On January 18, 2017, the Social Security Administration issued new rules regarding the evaluation of medical evidence. These new rules eliminate the "treating physician rule": a doctrine that for many years has been a cornerstone of the Social Security Disability evaluation process. The new rules were supposed to become effective on March 27, 2017.
However, on January 20, 2017 the Trump administration issued a memorandum ordering a freeze of all regulations issued within 60 days of the inauguration. Furthermore, all agencies were ordered to postpone the effective date of the new regulations for at least 60 days from the date of the memorandum. It is not clear whether the new rules will be subject to any changes under the new administration.
The new new rules make the following changes to the evaluation of medical evidence:
- Adjudicators will give not special weight to opinions from treating sources. Instead, adjudicators will evaluate these opinions based on persuasiveness, consistency and supportability.
- Physicians Assistants (PA's) and Advanced Practice Registered Nurses (APRN's) will now be considered acceptable medical sources.

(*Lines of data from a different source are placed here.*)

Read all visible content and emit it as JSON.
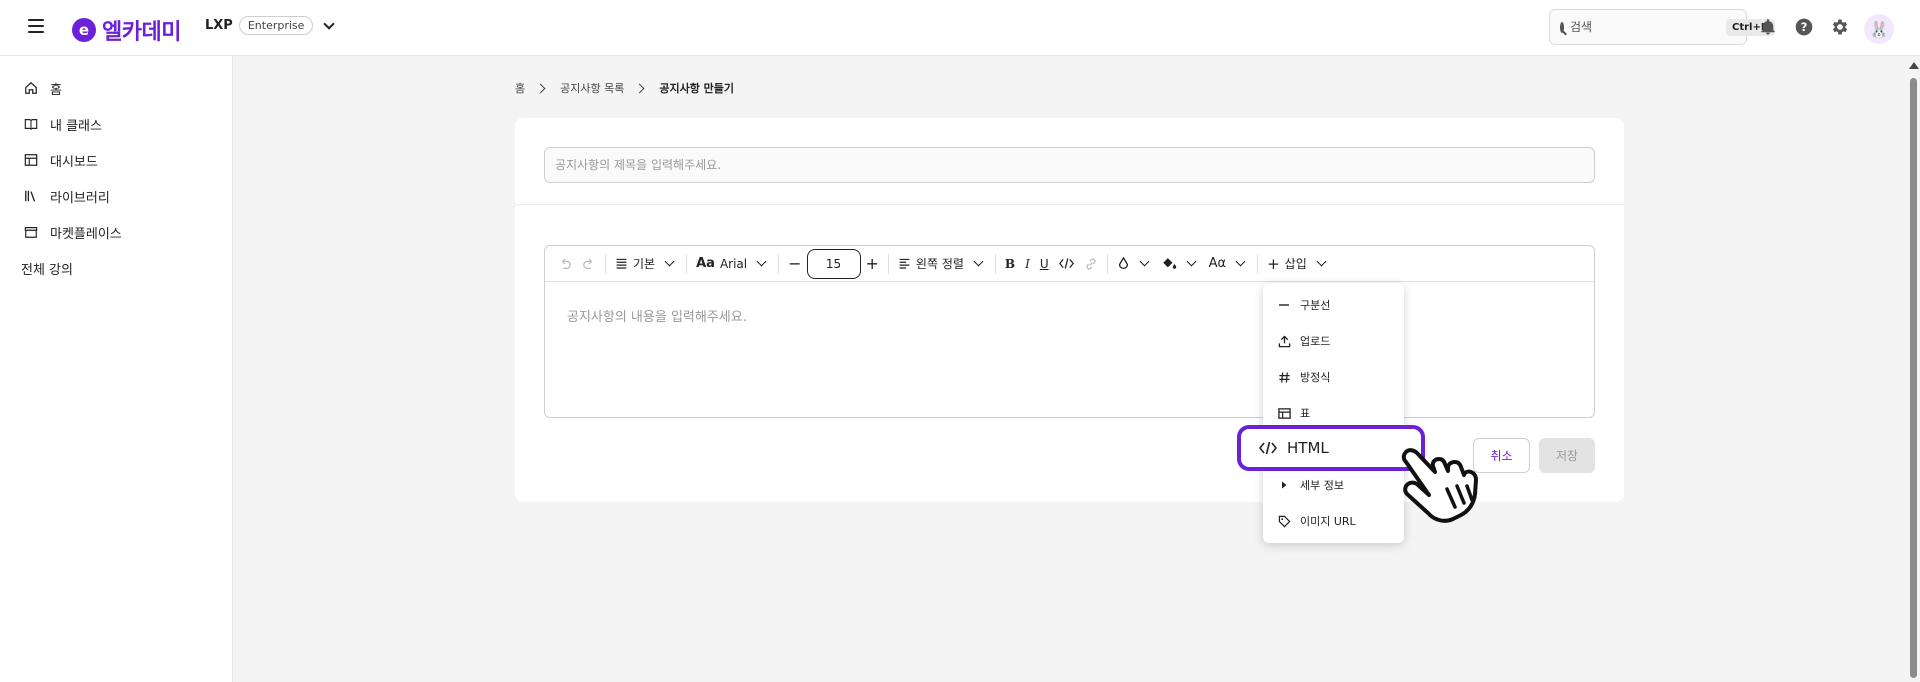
{
  "header": {
    "logo_mark": "e",
    "logo_text": "엘카데미",
    "product_name": "LXP",
    "product_badge": "Enterprise",
    "search_placeholder": "검색",
    "search_shortcut": "Ctrl+K",
    "avatar_glyph": "🐰"
  },
  "sidebar": {
    "items": [
      {
        "label": "홈",
        "icon": "home-icon"
      },
      {
        "label": "내 클래스",
        "icon": "book-icon"
      },
      {
        "label": "대시보드",
        "icon": "table-icon"
      },
      {
        "label": "라이브러리",
        "icon": "library-icon"
      },
      {
        "label": "마켓플레이스",
        "icon": "store-icon"
      }
    ],
    "section_label": "전체 강의"
  },
  "breadcrumb": {
    "home": "홈",
    "list": "공지사항 목록",
    "current": "공지사항 만들기"
  },
  "form": {
    "title_placeholder": "공지사항의 제목을 입력해주세요.",
    "body_placeholder": "공지사항의 내용을 입력해주세요.",
    "cancel_label": "취소",
    "save_label": "저장"
  },
  "toolbar": {
    "block_type": "기본",
    "font_family": "Arial",
    "font_size": "15",
    "align": "왼쪽 정렬",
    "insert": "삽입"
  },
  "insert_menu": {
    "items": [
      {
        "label": "구분선",
        "icon": "horizontal-rule-icon"
      },
      {
        "label": "업로드",
        "icon": "upload-icon"
      },
      {
        "label": "방정식",
        "icon": "equation-icon"
      },
      {
        "label": "표",
        "icon": "table-icon"
      },
      {
        "label": "HTML",
        "icon": "code-icon"
      },
      {
        "label": "세부 정보",
        "icon": "caret-right-icon"
      },
      {
        "label": "이미지 URL",
        "icon": "tag-icon"
      }
    ]
  },
  "colors": {
    "brand": "#6b21d8",
    "background": "#f4f4f5"
  }
}
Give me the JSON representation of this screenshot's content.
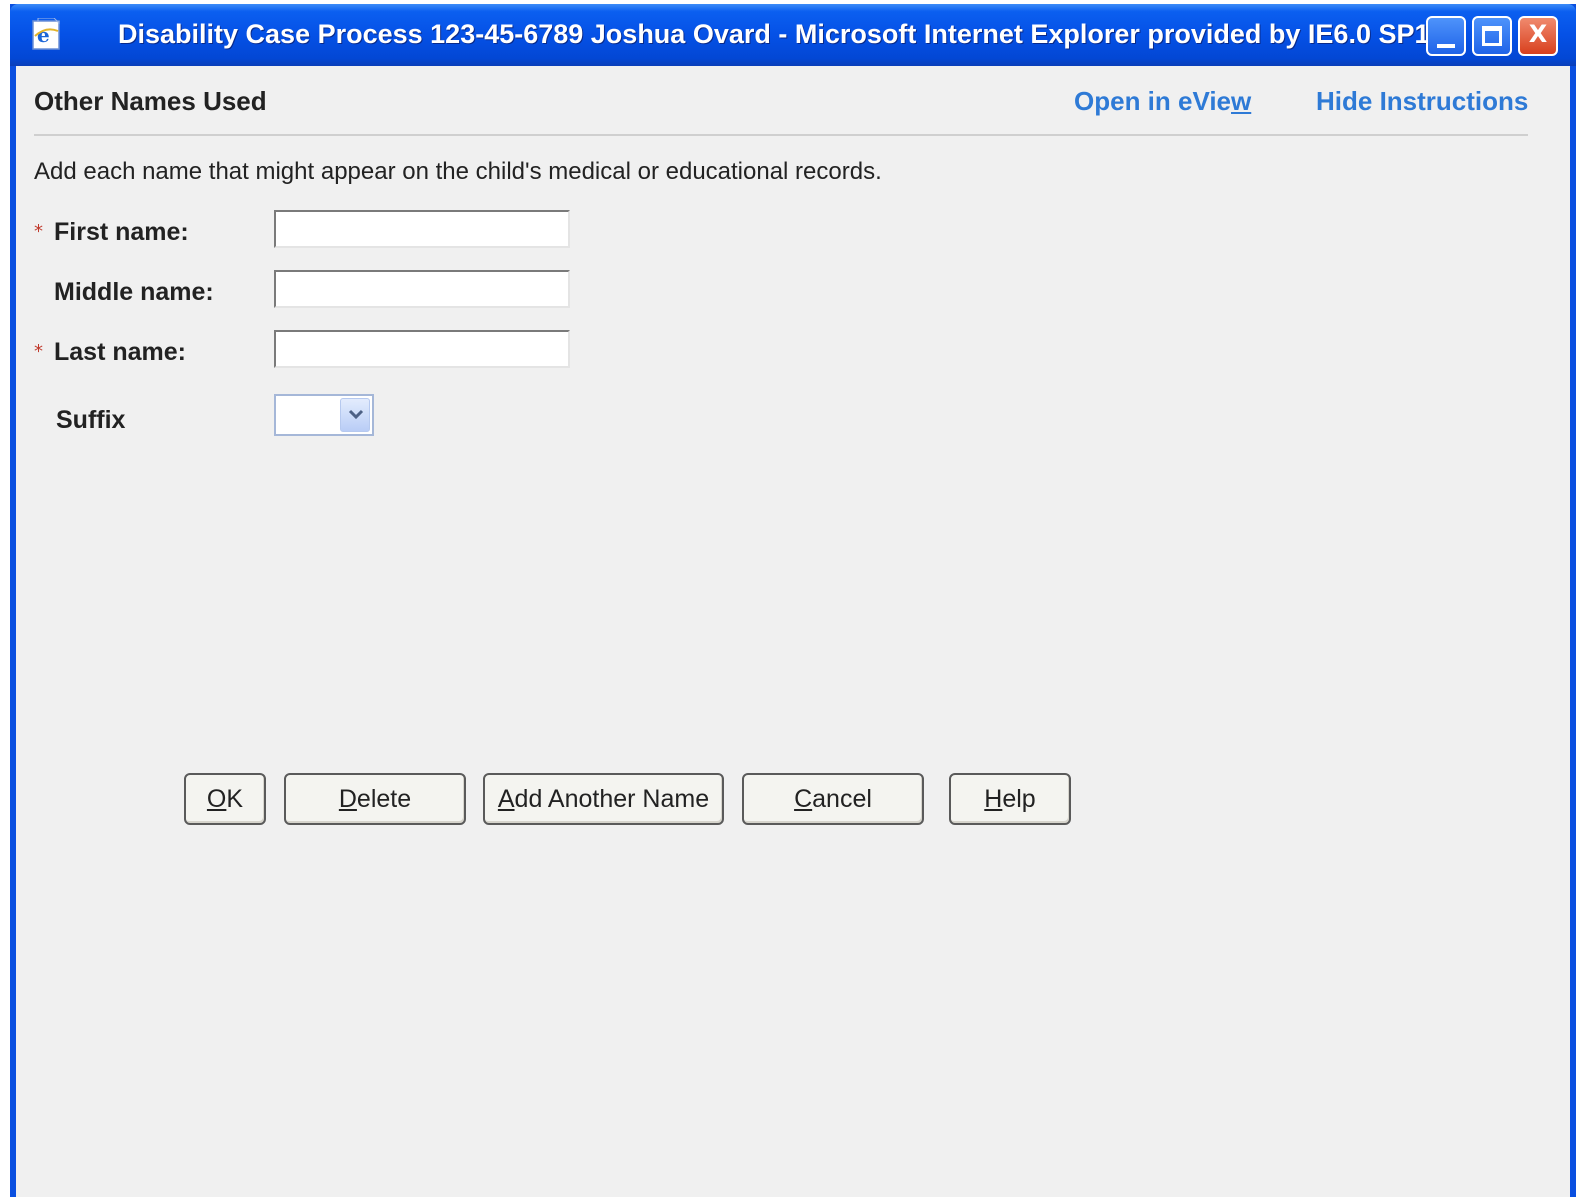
{
  "window": {
    "title": "Disability Case Process 123-45-6789 Joshua Ovard  -  Microsoft Internet Explorer provided by IE6.0 SP1...",
    "controls": {
      "minimize_icon": "minimize-icon",
      "maximize_icon": "maximize-icon",
      "close_icon": "close-icon",
      "close_glyph": "X"
    },
    "colors": {
      "titlebar": "#0551e6",
      "close_button": "#d8401e",
      "link": "#2e7ad6",
      "background": "#f0f0f0"
    }
  },
  "header": {
    "title": "Other Names Used",
    "links": {
      "open_eview_prefix": "Open in eVie",
      "open_eview_accel": "w",
      "hide_instructions": "Hide Instructions"
    }
  },
  "instructions": "Add each name that might appear on the child's medical or educational records.",
  "form": {
    "required_marker": "*",
    "first_name": {
      "label": "First name:",
      "value": "",
      "required": true
    },
    "middle_name": {
      "label": "Middle name:",
      "value": "",
      "required": false
    },
    "last_name": {
      "label": "Last name:",
      "value": "",
      "required": true
    },
    "suffix": {
      "label": "Suffix",
      "selected": ""
    }
  },
  "buttons": {
    "ok": {
      "accel": "O",
      "rest": "K"
    },
    "delete": {
      "accel": "D",
      "rest": "elete"
    },
    "add_another": {
      "accel": "A",
      "rest": "dd Another Name"
    },
    "cancel": {
      "accel": "C",
      "rest": "ancel"
    },
    "help": {
      "accel": "H",
      "rest": "elp"
    }
  }
}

- Adjudicators will no longer give special weight to decisions from other agencies, including the VA.
In general, these rules are bad news for claimants. Veterans will be particularly affected by the provisions that allow adjudicators to disregard VA disability determinations, including unemployability ratings. Trump promised over and over again during his campaign to take good care of veterans. I wonder whether his administration will step in and help veterans by amending the part of the rule that adversely affects them. There is still a lot to learn about these new regs. I will keep my readers updated. I also anticipate that these rules will be thoroughly discussed at the next NOSSCR conference this Spring in Washington D.C.